I note that in this little book, Krugman did cite the 1988 paper by Fujita. But Allen, White, Haag, Weidlich, and some others? They did not and do not exist anywhere in the oeuvre of Paul Krugman, despite all their analytical models.

wjd123,

I think exchange rate policy is a big fat zero in regard to Chinese savings, although capital controls and so on are. Probably more important is the high rate of growth, with consumption tending in high growth economies to catch up with a slow lag.

reason said...

Barkley,
PK was CLEARLY arguing for an international approach to the problem and was pointing all the POSSIBILITY of beggar thy neighbour protectionist policies being attractive to individual countries.

Ted Seeber said...

My response to rosserjb@jmu.edu and the rest of the free traders is this:

If to get $1 in exports you need $10 in imports, then all the exports in the world will NEVER help your economy *at all*.

I guess what it really comes down to is this: if you believe the fake GDP expansion is the only way to "grow" out of debt, then going into debt to other countries is the way to go. But if you believe GNH is a better indicator of how a country is doing, then protectionism is obvious.

All those exports do is feed more money where it doesn't belong: into the financial industry.
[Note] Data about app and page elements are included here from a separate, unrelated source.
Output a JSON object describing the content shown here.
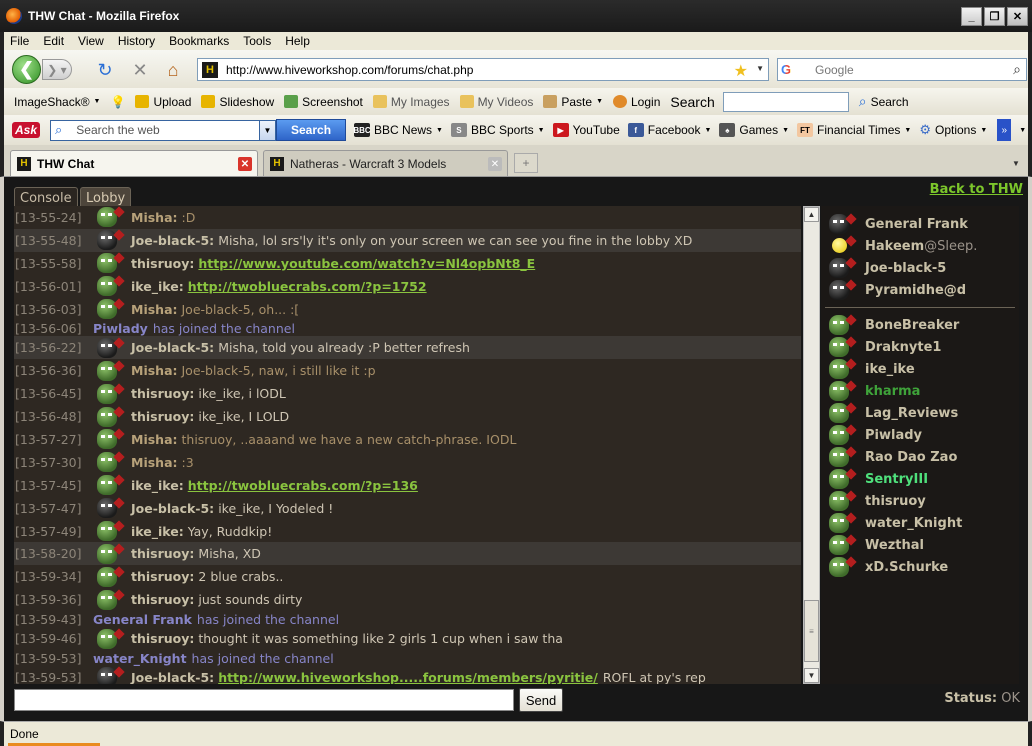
{
  "window": {
    "title": "THW Chat - Mozilla Firefox",
    "min": "_",
    "max": "❐",
    "close": "✕"
  },
  "menu": [
    "File",
    "Edit",
    "View",
    "History",
    "Bookmarks",
    "Tools",
    "Help"
  ],
  "nav": {
    "url": "http://www.hiveworkshop.com/forums/chat.php",
    "search_placeholder": "Google"
  },
  "imageshack": {
    "brand": "ImageShack®",
    "upload": "Upload",
    "slideshow": "Slideshow",
    "screenshot": "Screenshot",
    "my_images": "My Images",
    "my_videos": "My Videos",
    "paste": "Paste",
    "login": "Login",
    "search_label": "Search",
    "search_button": "Search"
  },
  "askbar": {
    "logo": "Ask",
    "placeholder": "Search the web",
    "button": "Search",
    "links": [
      "BBC News",
      "BBC Sports",
      "YouTube",
      "Facebook",
      "Games",
      "Financial Times",
      "Options"
    ]
  },
  "tabs": [
    {
      "label": "THW Chat",
      "active": true
    },
    {
      "label": "Natheras - Warcraft 3 Models",
      "active": false
    }
  ],
  "chat": {
    "back_link": "Back to THW",
    "channel_tabs": [
      "Console",
      "Lobby"
    ],
    "messages": [
      {
        "ts": "[13-55-24]",
        "user": "Misha:",
        "text": ":D",
        "misha": true
      },
      {
        "ts": "[13-55-48]",
        "user": "Joe-black-5:",
        "text": "Misha, lol srs'ly it's only on your screen we can see you fine in the lobby XD",
        "hl": true,
        "dark": true
      },
      {
        "ts": "[13-55-58]",
        "user": "thisruoy:",
        "link": "http://www.youtube.com/watch?v=Nl4opbNt8_E"
      },
      {
        "ts": "[13-56-01]",
        "user": "ike_ike:",
        "link": "http://twobluecrabs.com/?p=1752"
      },
      {
        "ts": "[13-56-03]",
        "user": "Misha:",
        "text": "Joe-black-5, oh... :[",
        "misha": true
      },
      {
        "ts": "[13-56-06]",
        "sys": "Piwlady",
        "systext": "has joined the channel"
      },
      {
        "ts": "[13-56-22]",
        "user": "Joe-black-5:",
        "text": "Misha, told you already :P better refresh",
        "hl": true,
        "dark": true
      },
      {
        "ts": "[13-56-36]",
        "user": "Misha:",
        "text": "Joe-black-5, naw, i still like it :p",
        "misha": true
      },
      {
        "ts": "[13-56-45]",
        "user": "thisruoy:",
        "text": "ike_ike, i lODL"
      },
      {
        "ts": "[13-56-48]",
        "user": "thisruoy:",
        "text": "ike_ike, I LOLD"
      },
      {
        "ts": "[13-57-27]",
        "user": "Misha:",
        "text": "thisruoy, ..aaaand we have a new catch-phrase. IODL",
        "misha": true
      },
      {
        "ts": "[13-57-30]",
        "user": "Misha:",
        "text": ":3",
        "misha": true
      },
      {
        "ts": "[13-57-45]",
        "user": "ike_ike:",
        "link": "http://twobluecrabs.com/?p=136"
      },
      {
        "ts": "[13-57-47]",
        "user": "Joe-black-5:",
        "text": "ike_ike, I Yodeled !",
        "dark": true
      },
      {
        "ts": "[13-57-49]",
        "user": "ike_ike:",
        "text": "Yay, Ruddkip!"
      },
      {
        "ts": "[13-58-20]",
        "user": "thisruoy:",
        "text": "Misha, XD",
        "hl": true
      },
      {
        "ts": "[13-59-34]",
        "user": "thisruoy:",
        "text": "2 blue crabs.."
      },
      {
        "ts": "[13-59-36]",
        "user": "thisruoy:",
        "text": "just sounds dirty"
      },
      {
        "ts": "[13-59-43]",
        "sys": "General Frank",
        "systext": "has joined the channel"
      },
      {
        "ts": "[13-59-46]",
        "user": "thisruoy:",
        "text": "thought it was something like 2 girls 1 cup when i saw tha"
      },
      {
        "ts": "[13-59-53]",
        "sys": "water_Knight",
        "systext": "has joined the channel"
      },
      {
        "ts": "[13-59-53]",
        "user": "Joe-black-5:",
        "link": "http://www.hiveworkshop.....forums/members/pyritie/",
        "text": "ROFL at py's rep",
        "dark": true
      }
    ],
    "users_top": [
      {
        "name": "General Frank",
        "kind": "frank"
      },
      {
        "name": "Hakeem",
        "status": "@Sleep.",
        "kind": "smiley"
      },
      {
        "name": "Joe-black-5",
        "kind": "dark"
      },
      {
        "name": "Pyramidhe@d",
        "kind": "dark"
      }
    ],
    "users": [
      {
        "name": "BoneBreaker"
      },
      {
        "name": "Draknyte1"
      },
      {
        "name": "ike_ike"
      },
      {
        "name": "kharma",
        "color": "green"
      },
      {
        "name": "Lag_Reviews"
      },
      {
        "name": "Piwlady"
      },
      {
        "name": "Rao Dao Zao"
      },
      {
        "name": "SentryIII",
        "color": "cyan"
      },
      {
        "name": "thisruoy"
      },
      {
        "name": "water_Knight"
      },
      {
        "name": "Wezthal"
      },
      {
        "name": "xD.Schurke"
      }
    ],
    "send": "Send",
    "status_label": "Status:",
    "status_value": "OK"
  },
  "statusbar": "Done",
  "colors": {
    "link": "#8ac43f",
    "system": "#8785c8",
    "accent": "#e98b1f"
  }
}
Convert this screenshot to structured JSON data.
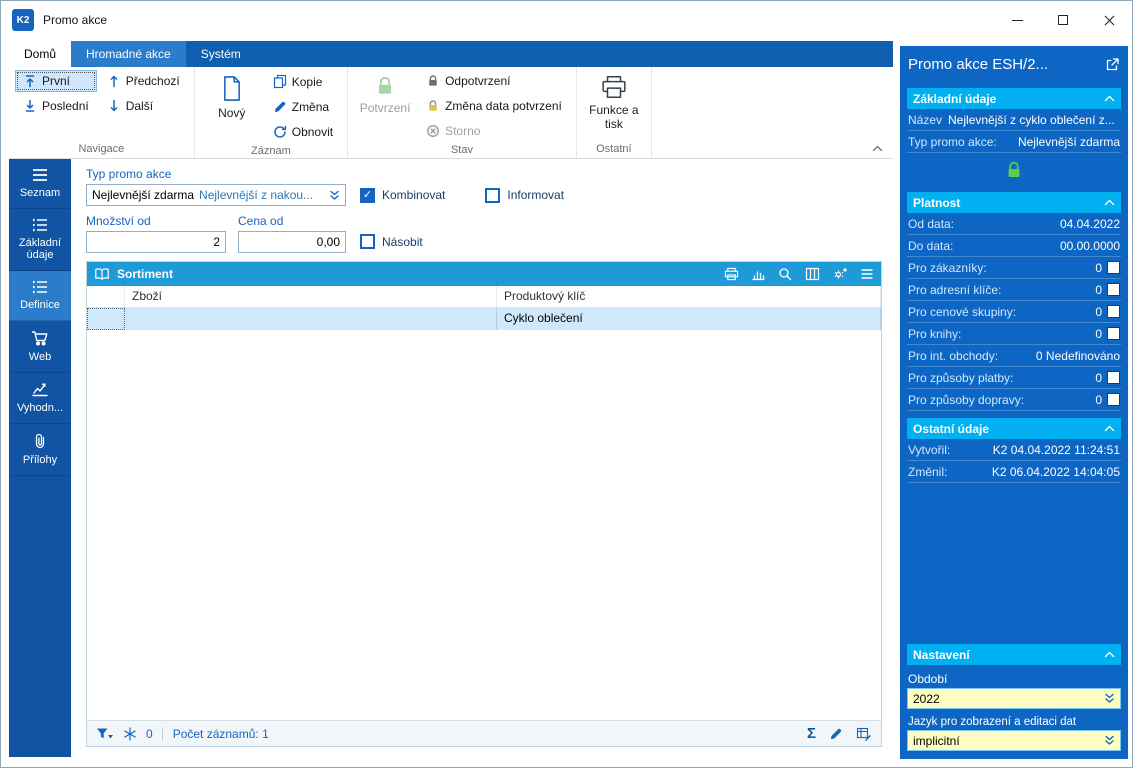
{
  "window": {
    "logo": "K2",
    "title": "Promo akce"
  },
  "tabs": {
    "home": "Domů",
    "bulk": "Hromadné akce",
    "system": "Systém"
  },
  "ribbon": {
    "navigace": {
      "label": "Navigace",
      "first": "První",
      "previous": "Předchozí",
      "last": "Poslední",
      "next": "Další"
    },
    "zaznam": {
      "label": "Záznam",
      "new": "Nový",
      "copy": "Kopie",
      "change": "Změna",
      "refresh": "Obnovit"
    },
    "stav": {
      "label": "Stav",
      "confirm": "Potvrzení",
      "unconfirm": "Odpotvrzení",
      "change_date": "Změna data potvrzení",
      "cancel": "Storno"
    },
    "ostatni": {
      "label": "Ostatní",
      "functions": "Funkce a tisk"
    }
  },
  "sidebar": {
    "items": [
      {
        "label": "Seznam"
      },
      {
        "label": "Základní údaje"
      },
      {
        "label": "Definice"
      },
      {
        "label": "Web"
      },
      {
        "label": "Vyhodn..."
      },
      {
        "label": "Přílohy"
      }
    ]
  },
  "form": {
    "typ_label": "Typ promo akce",
    "typ_value": "Nejlevnější zdarma",
    "typ_value_hint": "Nejlevnější z nakou...",
    "kombinovat": "Kombinovat",
    "informovat": "Informovat",
    "mnozstvi_label": "Množství od",
    "mnozstvi_value": "2",
    "cena_label": "Cena od",
    "cena_value": "0,00",
    "nasobit": "Násobit"
  },
  "grid": {
    "title": "Sortiment",
    "columns": [
      "Zboží",
      "Produktový klíč"
    ],
    "rows": [
      {
        "zbozi": "",
        "produktovy_klic": "Cyklo oblečení"
      }
    ],
    "status": {
      "filter_count": "0",
      "record_count": "Počet záznamů: 1"
    }
  },
  "right_panel": {
    "title": "Promo akce ESH/2...",
    "zakladni": {
      "header": "Základní údaje",
      "nazev_label": "Název",
      "nazev_value": "Nejlevnější z cyklo oblečení z...",
      "typ_label": "Typ promo akce:",
      "typ_value": "Nejlevnější zdarma"
    },
    "platnost": {
      "header": "Platnost",
      "rows": [
        {
          "label": "Od data:",
          "value": "04.04.2022",
          "checkbox": false
        },
        {
          "label": "Do data:",
          "value": "00.00.0000",
          "checkbox": false
        },
        {
          "label": "Pro zákazníky:",
          "value": "0",
          "checkbox": true
        },
        {
          "label": "Pro adresní klíče:",
          "value": "0",
          "checkbox": true
        },
        {
          "label": "Pro cenové skupiny:",
          "value": "0",
          "checkbox": true
        },
        {
          "label": "Pro knihy:",
          "value": "0",
          "checkbox": true
        },
        {
          "label": "Pro int. obchody:",
          "value": "0 Nedefinováno",
          "checkbox": false
        },
        {
          "label": "Pro způsoby platby:",
          "value": "0",
          "checkbox": true
        },
        {
          "label": "Pro způsoby dopravy:",
          "value": "0",
          "checkbox": true
        }
      ]
    },
    "ostatni": {
      "header": "Ostatní údaje",
      "rows": [
        {
          "label": "Vytvořil:",
          "value": "K2 04.04.2022 11:24:51"
        },
        {
          "label": "Změnil:",
          "value": "K2 06.04.2022 14:04:05"
        }
      ]
    },
    "nastaveni": {
      "header": "Nastavení",
      "obdobi_label": "Období",
      "obdobi_value": "2022",
      "jazyk_label": "Jazyk pro zobrazení a editaci dat",
      "jazyk_value": "implicitní"
    }
  },
  "icons": {
    "sigma": "Σ",
    "check": "✓"
  },
  "colors": {
    "accent_blue": "#1565c0",
    "tab_bar_blue": "#0f5fae",
    "sidebar_blue": "#1254a4",
    "sidebar_active_blue": "#2b7ccb",
    "panel_blue": "#0e66c4",
    "section_cyan": "#00b0f0",
    "grid_header_blue": "#1e9ad6",
    "selected_row": "#cfe9fb",
    "combo_yellow": "#ffffc4",
    "lock_green": "#4caf50"
  }
}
ONLY by autarky and self-sufficiency can we put a significant portion of our population back to work.

rosserjb@jmu.edu said...

reason,

Sure, everybody does a buy local provision, with this being all coordinated and balanced and not getting out of hand, with nobody getting at all upset over the US leading the way in violating the international agreement made in November, especially given that they are already shrieking loudly over this, very loudly, even if most Americans are not paying attention, as usual. Please.

Ted,

Where did you get your numbers from? And the problem may be that in trying to cut back $1 of imports we might lose $3 of exports. Do not kid yourself.

And, what is GNH, please, and why would the expansion due to the fiscal stimulus be "fake"? Nobody will be counting any imports that happen as part of it, so please do not tell us that such a measured expansion is "fake" because of imports.